:: MATERIAL PROVIDED ::
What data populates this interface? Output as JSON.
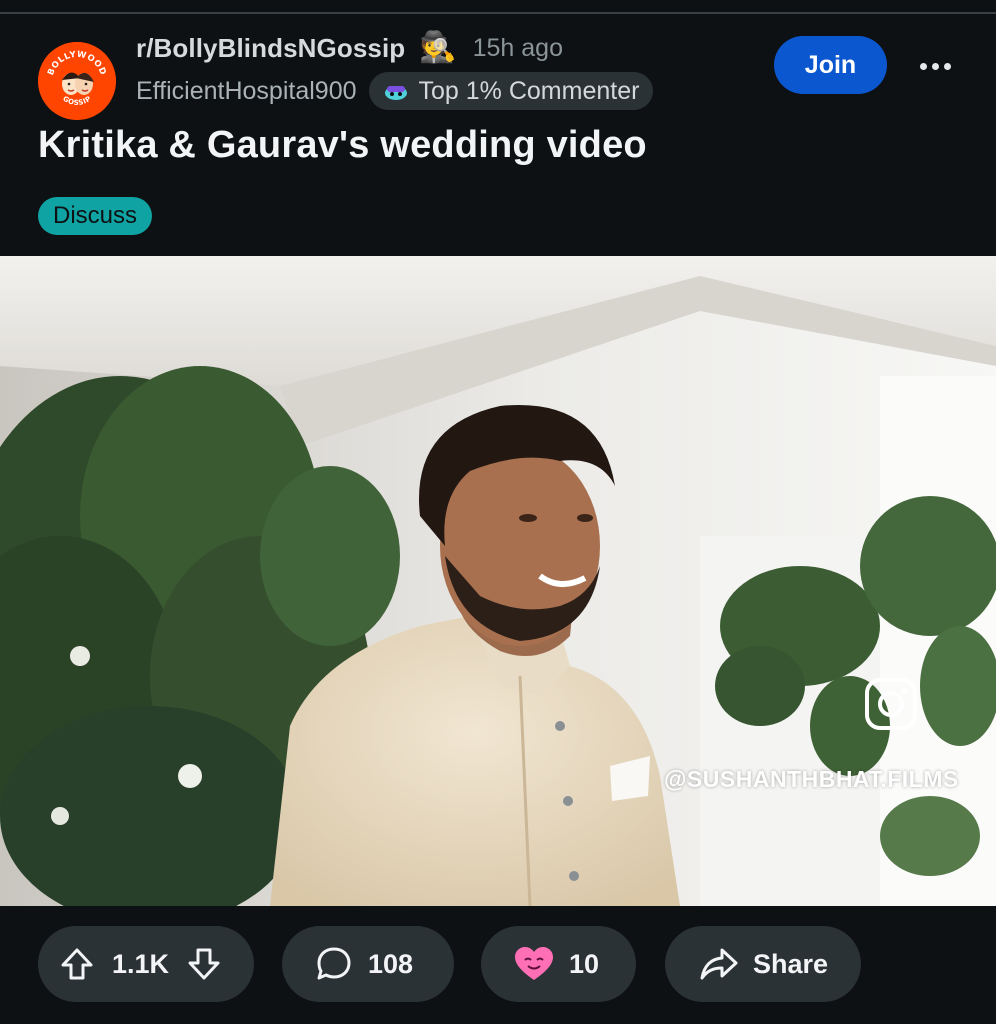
{
  "post": {
    "subreddit": "r/BollyBlindsNGossip",
    "subreddit_icon_text": [
      "BOLLYWOOD",
      "GOSSIP"
    ],
    "subreddit_emoji": "🕵️",
    "time_ago": "15h ago",
    "username": "EfficientHospital900",
    "user_flair": "Top 1% Commenter",
    "join_label": "Join",
    "more_icon": "more-horizontal-icon",
    "title": "Kritika & Gaurav's wedding video",
    "tag": "Discuss",
    "media": {
      "watermark": "@SUSHANTHBHAT.FILMS",
      "watermark_icon": "instagram-icon"
    }
  },
  "actions": {
    "upvote_count": "1.1K",
    "comment_count": "108",
    "award_count": "10",
    "share_label": "Share"
  },
  "colors": {
    "background": "#0e1113",
    "join_button": "#0b57d0",
    "tag": "#0fa3a3",
    "pill": "#2b3236",
    "subreddit_avatar": "#ff4500"
  }
}
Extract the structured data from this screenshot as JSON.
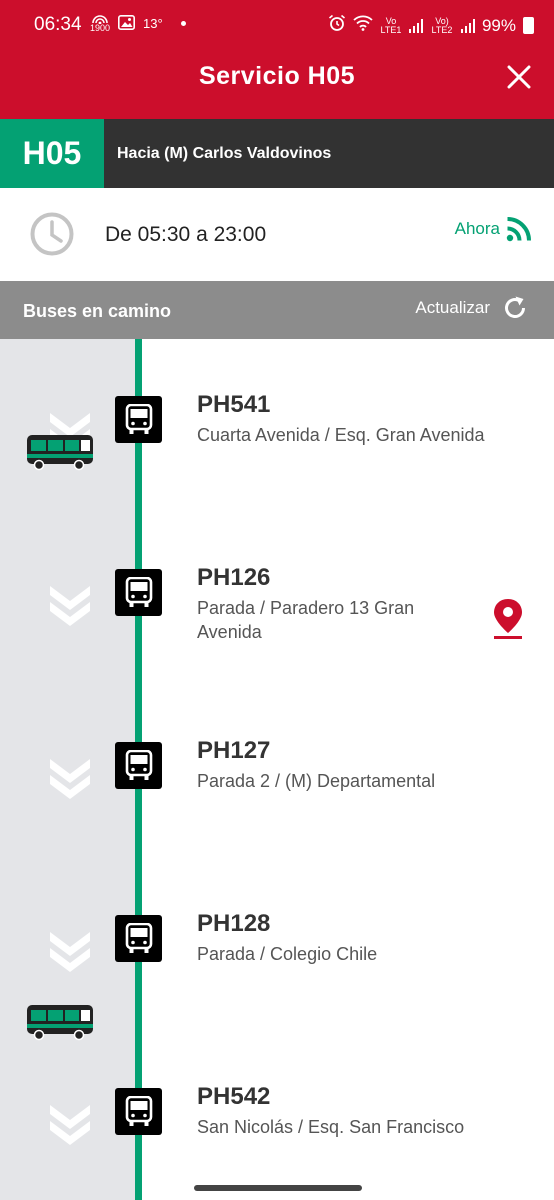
{
  "status_bar": {
    "time": "06:34",
    "temperature": "13°",
    "hotspot_label": "1900",
    "battery": "99%",
    "sim1_label": "Vo LTE1",
    "sim2_label": "Vo) LTE2"
  },
  "header": {
    "title": "Servicio H05",
    "close_icon": "close-icon"
  },
  "route": {
    "code": "H05",
    "destination": "Hacia (M) Carlos Valdovinos",
    "code_color": "#04a173"
  },
  "schedule": {
    "hours": "De 05:30 a 23:00",
    "now_label": "Ahora"
  },
  "section": {
    "title": "Buses en camino",
    "refresh_label": "Actualizar"
  },
  "stops": [
    {
      "code": "PH541",
      "name": "Cuarta Avenida / Esq. Gran Avenida"
    },
    {
      "code": "PH126",
      "name": "Parada / Paradero 13 Gran Avenida"
    },
    {
      "code": "PH127",
      "name": "Parada 2 / (M) Departamental"
    },
    {
      "code": "PH128",
      "name": "Parada / Colegio Chile"
    },
    {
      "code": "PH542",
      "name": "San Nicolás / Esq. San Francisco"
    }
  ],
  "colors": {
    "brand_red": "#cc0e2c",
    "route_green": "#04a173",
    "banner_dark": "#323232",
    "section_gray": "#8c8c8c",
    "lane_gray": "#e4e5e8"
  }
}
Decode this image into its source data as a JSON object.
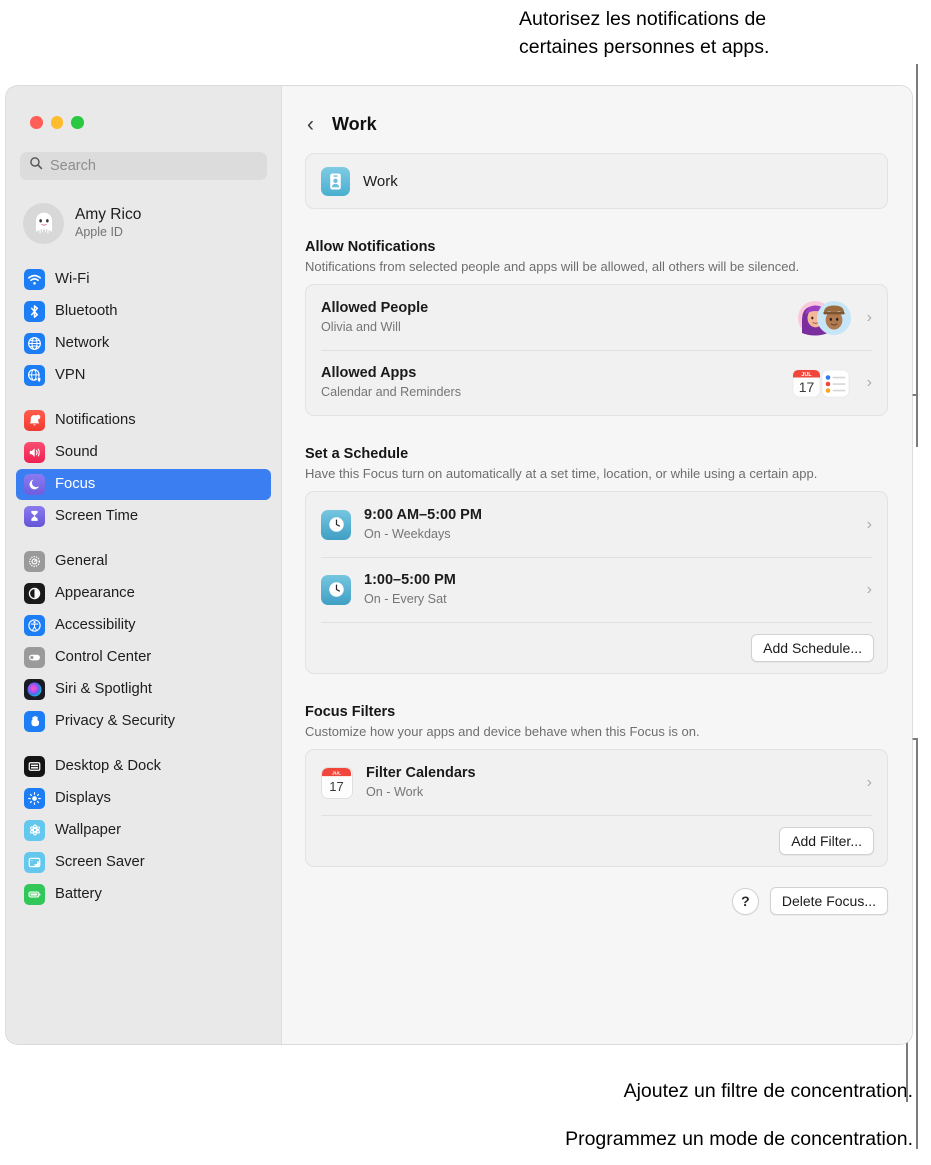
{
  "callouts": {
    "top": "Autorisez les notifications de\ncertaines personnes et apps.",
    "filter": "Ajoutez un filtre de concentration.",
    "schedule": "Programmez un mode de concentration."
  },
  "sidebar": {
    "search": {
      "placeholder": "Search",
      "value": ""
    },
    "account": {
      "name": "Amy Rico",
      "subtitle": "Apple ID"
    },
    "groups": [
      {
        "items": [
          {
            "label": "Wi-Fi",
            "icon": "wifi-icon",
            "selected": false
          },
          {
            "label": "Bluetooth",
            "icon": "bluetooth-icon",
            "selected": false
          },
          {
            "label": "Network",
            "icon": "network-icon",
            "selected": false
          },
          {
            "label": "VPN",
            "icon": "vpn-icon",
            "selected": false
          }
        ]
      },
      {
        "items": [
          {
            "label": "Notifications",
            "icon": "notifications-icon",
            "selected": false
          },
          {
            "label": "Sound",
            "icon": "sound-icon",
            "selected": false
          },
          {
            "label": "Focus",
            "icon": "focus-icon",
            "selected": true
          },
          {
            "label": "Screen Time",
            "icon": "screen-time-icon",
            "selected": false
          }
        ]
      },
      {
        "items": [
          {
            "label": "General",
            "icon": "general-icon",
            "selected": false
          },
          {
            "label": "Appearance",
            "icon": "appearance-icon",
            "selected": false
          },
          {
            "label": "Accessibility",
            "icon": "accessibility-icon",
            "selected": false
          },
          {
            "label": "Control Center",
            "icon": "control-center-icon",
            "selected": false
          },
          {
            "label": "Siri & Spotlight",
            "icon": "siri-icon",
            "selected": false
          },
          {
            "label": "Privacy & Security",
            "icon": "privacy-icon",
            "selected": false
          }
        ]
      },
      {
        "items": [
          {
            "label": "Desktop & Dock",
            "icon": "desktop-dock-icon",
            "selected": false
          },
          {
            "label": "Displays",
            "icon": "displays-icon",
            "selected": false
          },
          {
            "label": "Wallpaper",
            "icon": "wallpaper-icon",
            "selected": false
          },
          {
            "label": "Screen Saver",
            "icon": "screen-saver-icon",
            "selected": false
          },
          {
            "label": "Battery",
            "icon": "battery-icon",
            "selected": false
          }
        ]
      }
    ]
  },
  "main": {
    "title": "Work",
    "focus_card": {
      "name": "Work",
      "icon": "work-badge-icon"
    },
    "allow_notifications": {
      "title": "Allow Notifications",
      "description": "Notifications from selected people and apps will be allowed, all others will be silenced.",
      "rows": [
        {
          "title": "Allowed People",
          "subtitle": "Olivia and Will",
          "accessory": "memoji-pair"
        },
        {
          "title": "Allowed Apps",
          "subtitle": "Calendar and Reminders",
          "accessory": "app-pair"
        }
      ]
    },
    "schedule": {
      "title": "Set a Schedule",
      "description": "Have this Focus turn on automatically at a set time, location, or while using a certain app.",
      "rows": [
        {
          "title": "9:00 AM–5:00 PM",
          "subtitle": "On - Weekdays",
          "icon": "clock-icon"
        },
        {
          "title": "1:00–5:00 PM",
          "subtitle": "On - Every Sat",
          "icon": "clock-icon"
        }
      ],
      "add_button": "Add Schedule..."
    },
    "filters": {
      "title": "Focus Filters",
      "description": "Customize how your apps and device behave when this Focus is on.",
      "rows": [
        {
          "title": "Filter Calendars",
          "subtitle": "On - Work",
          "icon": "calendar-icon"
        }
      ],
      "add_button": "Add Filter..."
    },
    "bottom": {
      "help_label": "?",
      "delete_label": "Delete Focus..."
    }
  },
  "colors": {
    "accent_selected": "#3b7ef2",
    "window_bg": "#f6f6f6",
    "sidebar_bg": "#e9e9e9"
  }
}
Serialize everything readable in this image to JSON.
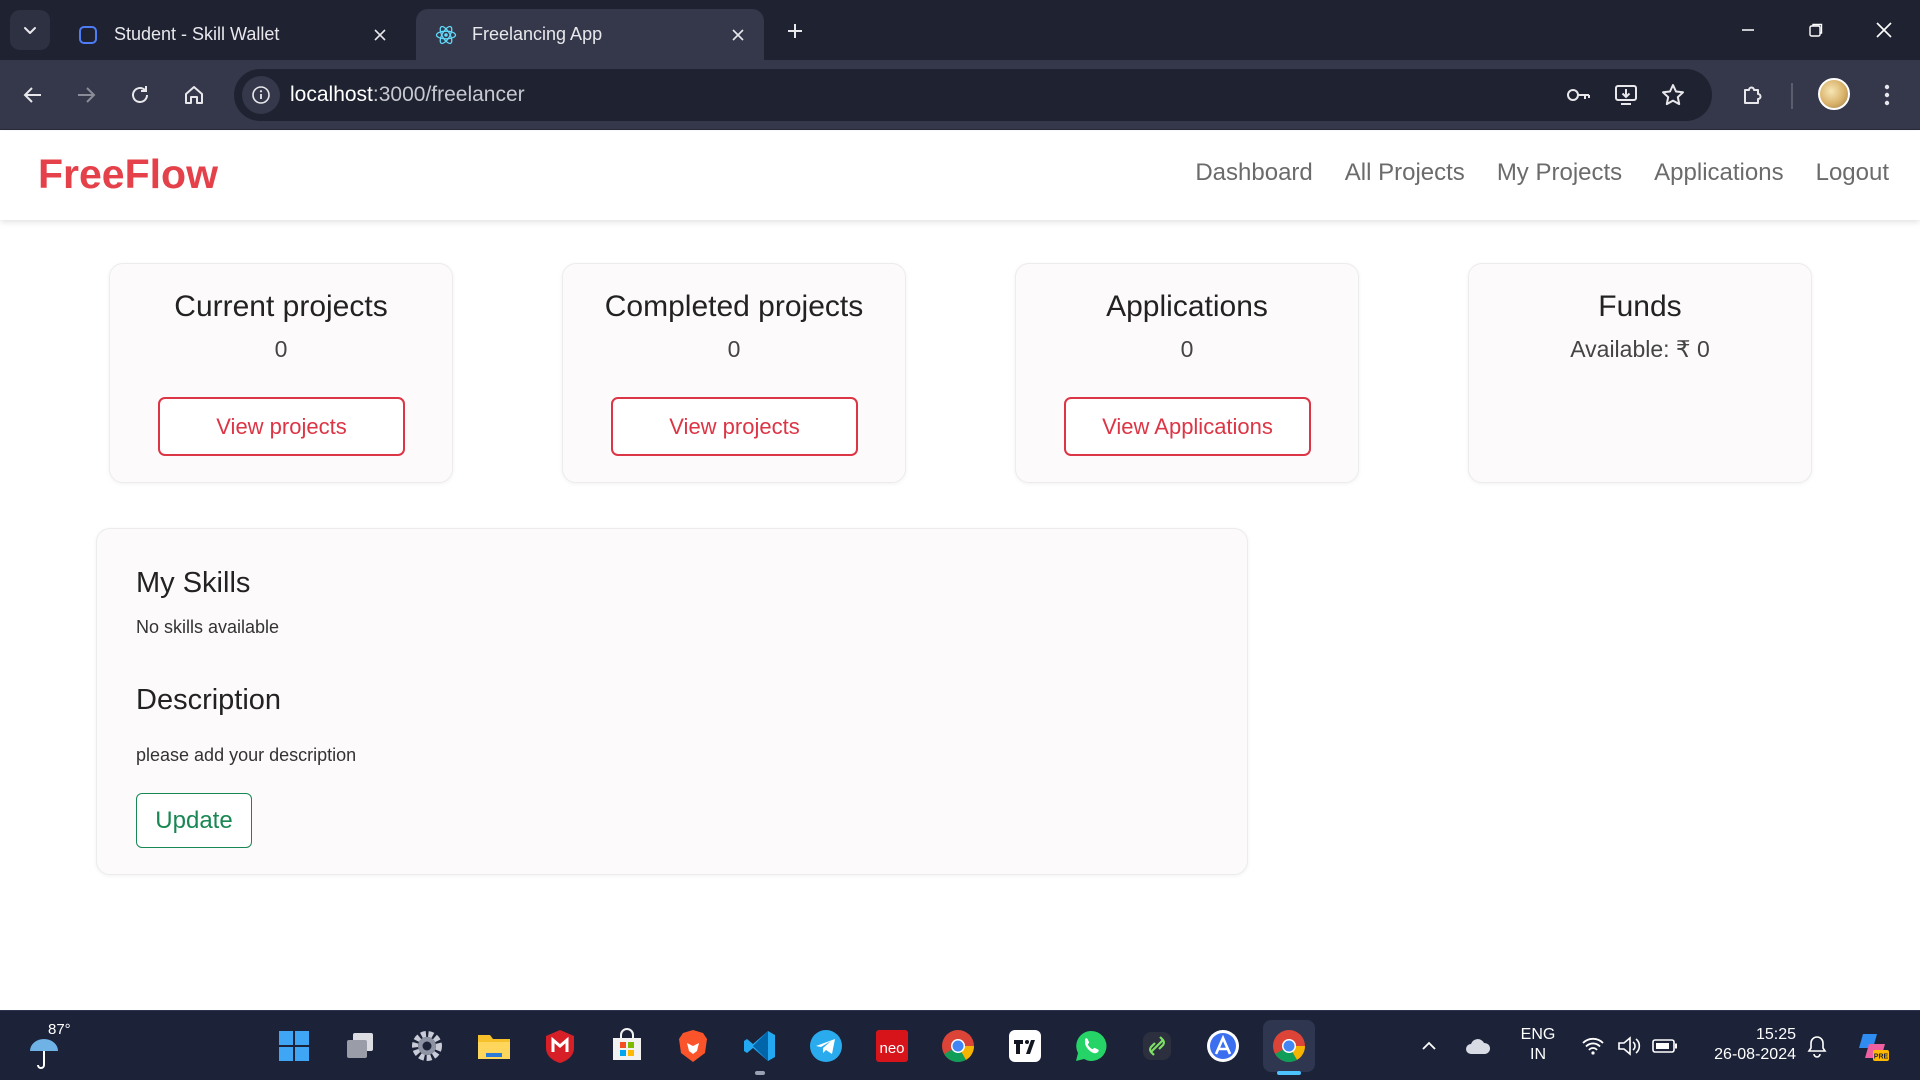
{
  "browser": {
    "tabs": [
      {
        "title": "Student - Skill Wallet",
        "active": false
      },
      {
        "title": "Freelancing App",
        "active": true
      }
    ],
    "url_host": "localhost",
    "url_path": ":3000/freelancer"
  },
  "navbar": {
    "brand": "FreeFlow",
    "links": [
      "Dashboard",
      "All Projects",
      "My Projects",
      "Applications",
      "Logout"
    ]
  },
  "cards": [
    {
      "title": "Current projects",
      "value": "0",
      "button": "View projects"
    },
    {
      "title": "Completed projects",
      "value": "0",
      "button": "View projects"
    },
    {
      "title": "Applications",
      "value": "0",
      "button": "View Applications"
    },
    {
      "title": "Funds",
      "value": "Available: ₹ 0",
      "button": ""
    }
  ],
  "profile": {
    "skills_heading": "My Skills",
    "skills_text": "No skills available",
    "description_heading": "Description",
    "description_text": "please add your description",
    "update_label": "Update"
  },
  "taskbar": {
    "weather_temp": "87°",
    "lang_line1": "ENG",
    "lang_line2": "IN",
    "time": "15:25",
    "date": "26-08-2024",
    "apps": [
      "start",
      "task-view",
      "settings",
      "file-explorer",
      "mcafee",
      "microsoft-store",
      "brave",
      "vscode",
      "telegram",
      "neo",
      "chrome",
      "tradingview",
      "whatsapp",
      "app-link",
      "app-a",
      "chrome"
    ]
  },
  "colors": {
    "brand": "#e4414a",
    "danger": "#dc3545",
    "success": "#198754",
    "chrome_dark": "#1f2230",
    "chrome_mid": "#35384a",
    "taskbar": "#1c2339"
  }
}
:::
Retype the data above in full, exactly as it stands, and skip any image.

▶ _SOLVED PROBLEM_:
What data populates this interface? Output as JSON.
{
  "post": {
    "subreddit": "r/BollyBlindsNGossip",
    "subreddit_icon_text": [
      "BOLLYWOOD",
      "GOSSIP"
    ],
    "subreddit_emoji": "🕵️",
    "time_ago": "15h ago",
    "username": "EfficientHospital900",
    "user_flair": "Top 1% Commenter",
    "join_label": "Join",
    "more_icon": "more-horizontal-icon",
    "title": "Kritika & Gaurav's wedding video",
    "tag": "Discuss",
    "media": {
      "watermark": "@SUSHANTHBHAT.FILMS",
      "watermark_icon": "instagram-icon"
    }
  },
  "actions": {
    "upvote_count": "1.1K",
    "comment_count": "108",
    "award_count": "10",
    "share_label": "Share"
  },
  "colors": {
    "background": "#0e1113",
    "join_button": "#0b57d0",
    "tag": "#0fa3a3",
    "pill": "#2b3236",
    "subreddit_avatar": "#ff4500"
  }
}
Extract the structured data from this screenshot as JSON.
{
  "status_bar": {
    "time": "06:34",
    "temperature": "13°",
    "hotspot_label": "1900",
    "battery": "99%",
    "sim1_label": "Vo LTE1",
    "sim2_label": "Vo) LTE2"
  },
  "header": {
    "title": "Servicio H05",
    "close_icon": "close-icon"
  },
  "route": {
    "code": "H05",
    "destination": "Hacia (M) Carlos Valdovinos",
    "code_color": "#04a173"
  },
  "schedule": {
    "hours": "De 05:30 a 23:00",
    "now_label": "Ahora"
  },
  "section": {
    "title": "Buses en camino",
    "refresh_label": "Actualizar"
  },
  "stops": [
    {
      "code": "PH541",
      "name": "Cuarta Avenida / Esq. Gran Avenida"
    },
    {
      "code": "PH126",
      "name": "Parada / Paradero 13 Gran Avenida"
    },
    {
      "code": "PH127",
      "name": "Parada 2 / (M) Departamental"
    },
    {
      "code": "PH128",
      "name": "Parada / Colegio Chile"
    },
    {
      "code": "PH542",
      "name": "San Nicolás / Esq. San Francisco"
    }
  ],
  "colors": {
    "brand_red": "#cc0e2c",
    "route_green": "#04a173",
    "banner_dark": "#323232",
    "section_gray": "#8c8c8c",
    "lane_gray": "#e4e5e8"
  }
}
Decode this image into its source data as a JSON object.
{
  "callouts": {
    "top": "Autorisez les notifications de\ncertaines personnes et apps.",
    "filter": "Ajoutez un filtre de concentration.",
    "schedule": "Programmez un mode de concentration."
  },
  "sidebar": {
    "search": {
      "placeholder": "Search",
      "value": ""
    },
    "account": {
      "name": "Amy Rico",
      "subtitle": "Apple ID"
    },
    "groups": [
      {
        "items": [
          {
            "label": "Wi-Fi",
            "icon": "wifi-icon",
            "selected": false
          },
          {
            "label": "Bluetooth",
            "icon": "bluetooth-icon",
            "selected": false
          },
          {
            "label": "Network",
            "icon": "network-icon",
            "selected": false
          },
          {
            "label": "VPN",
            "icon": "vpn-icon",
            "selected": false
          }
        ]
      },
      {
        "items": [
          {
            "label": "Notifications",
            "icon": "notifications-icon",
            "selected": false
          },
          {
            "label": "Sound",
            "icon": "sound-icon",
            "selected": false
          },
          {
            "label": "Focus",
            "icon": "focus-icon",
            "selected": true
          },
          {
            "label": "Screen Time",
            "icon": "screen-time-icon",
            "selected": false
          }
        ]
      },
      {
        "items": [
          {
            "label": "General",
            "icon": "general-icon",
            "selected": false
          },
          {
            "label": "Appearance",
            "icon": "appearance-icon",
            "selected": false
          },
          {
            "label": "Accessibility",
            "icon": "accessibility-icon",
            "selected": false
          },
          {
            "label": "Control Center",
            "icon": "control-center-icon",
            "selected": false
          },
          {
            "label": "Siri & Spotlight",
            "icon": "siri-icon",
            "selected": false
          },
          {
            "label": "Privacy & Security",
            "icon": "privacy-icon",
            "selected": false
          }
        ]
      },
      {
        "items": [
          {
            "label": "Desktop & Dock",
            "icon": "desktop-dock-icon",
            "selected": false
          },
          {
            "label": "Displays",
            "icon": "displays-icon",
            "selected": false
          },
          {
            "label": "Wallpaper",
            "icon": "wallpaper-icon",
            "selected": false
          },
          {
            "label": "Screen Saver",
            "icon": "screen-saver-icon",
            "selected": false
          },
          {
            "label": "Battery",
            "icon": "battery-icon",
            "selected": false
          }
        ]
      }
    ]
  },
  "main": {
    "title": "Work",
    "focus_card": {
      "name": "Work",
      "icon": "work-badge-icon"
    },
    "allow_notifications": {
      "title": "Allow Notifications",
      "description": "Notifications from selected people and apps will be allowed, all others will be silenced.",
      "rows": [
        {
          "title": "Allowed People",
          "subtitle": "Olivia and Will",
          "accessory": "memoji-pair"
        },
        {
          "title": "Allowed Apps",
          "subtitle": "Calendar and Reminders",
          "accessory": "app-pair"
        }
      ]
    },
    "schedule": {
      "title": "Set a Schedule",
      "description": "Have this Focus turn on automatically at a set time, location, or while using a certain app.",
      "rows": [
        {
          "title": "9:00 AM–5:00 PM",
          "subtitle": "On - Weekdays",
          "icon": "clock-icon"
        },
        {
          "title": "1:00–5:00 PM",
          "subtitle": "On - Every Sat",
          "icon": "clock-icon"
        }
      ],
      "add_button": "Add Schedule..."
    },
    "filters": {
      "title": "Focus Filters",
      "description": "Customize how your apps and device behave when this Focus is on.",
      "rows": [
        {
          "title": "Filter Calendars",
          "subtitle": "On - Work",
          "icon": "calendar-icon"
        }
      ],
      "add_button": "Add Filter..."
    },
    "bottom": {
      "help_label": "?",
      "delete_label": "Delete Focus..."
    }
  },
  "colors": {
    "accent_selected": "#3b7ef2",
    "window_bg": "#f6f6f6",
    "sidebar_bg": "#e9e9e9"
  }
}
Serialize everything readable in this image to JSON.
{
  "browser": {
    "tabs": [
      {
        "title": "Student - Skill Wallet",
        "active": false
      },
      {
        "title": "Freelancing App",
        "active": true
      }
    ],
    "url_host": "localhost",
    "url_path": ":3000/freelancer"
  },
  "navbar": {
    "brand": "FreeFlow",
    "links": [
      "Dashboard",
      "All Projects",
      "My Projects",
      "Applications",
      "Logout"
    ]
  },
  "cards": [
    {
      "title": "Current projects",
      "value": "0",
      "button": "View projects"
    },
    {
      "title": "Completed projects",
      "value": "0",
      "button": "View projects"
    },
    {
      "title": "Applications",
      "value": "0",
      "button": "View Applications"
    },
    {
      "title": "Funds",
      "value": "Available: ₹ 0",
      "button": ""
    }
  ],
  "profile": {
    "skills_heading": "My Skills",
    "skills_text": "No skills available",
    "description_heading": "Description",
    "description_text": "please add your description",
    "update_label": "Update"
  },
  "taskbar": {
    "weather_temp": "87°",
    "lang_line1": "ENG",
    "lang_line2": "IN",
    "time": "15:25",
    "date": "26-08-2024",
    "apps": [
      "start",
      "task-view",
      "settings",
      "file-explorer",
      "mcafee",
      "microsoft-store",
      "brave",
      "vscode",
      "telegram",
      "neo",
      "chrome",
      "tradingview",
      "whatsapp",
      "app-link",
      "app-a",
      "chrome"
    ]
  },
  "colors": {
    "brand": "#e4414a",
    "danger": "#dc3545",
    "success": "#198754",
    "chrome_dark": "#1f2230",
    "chrome_mid": "#35384a",
    "taskbar": "#1c2339"
  }
}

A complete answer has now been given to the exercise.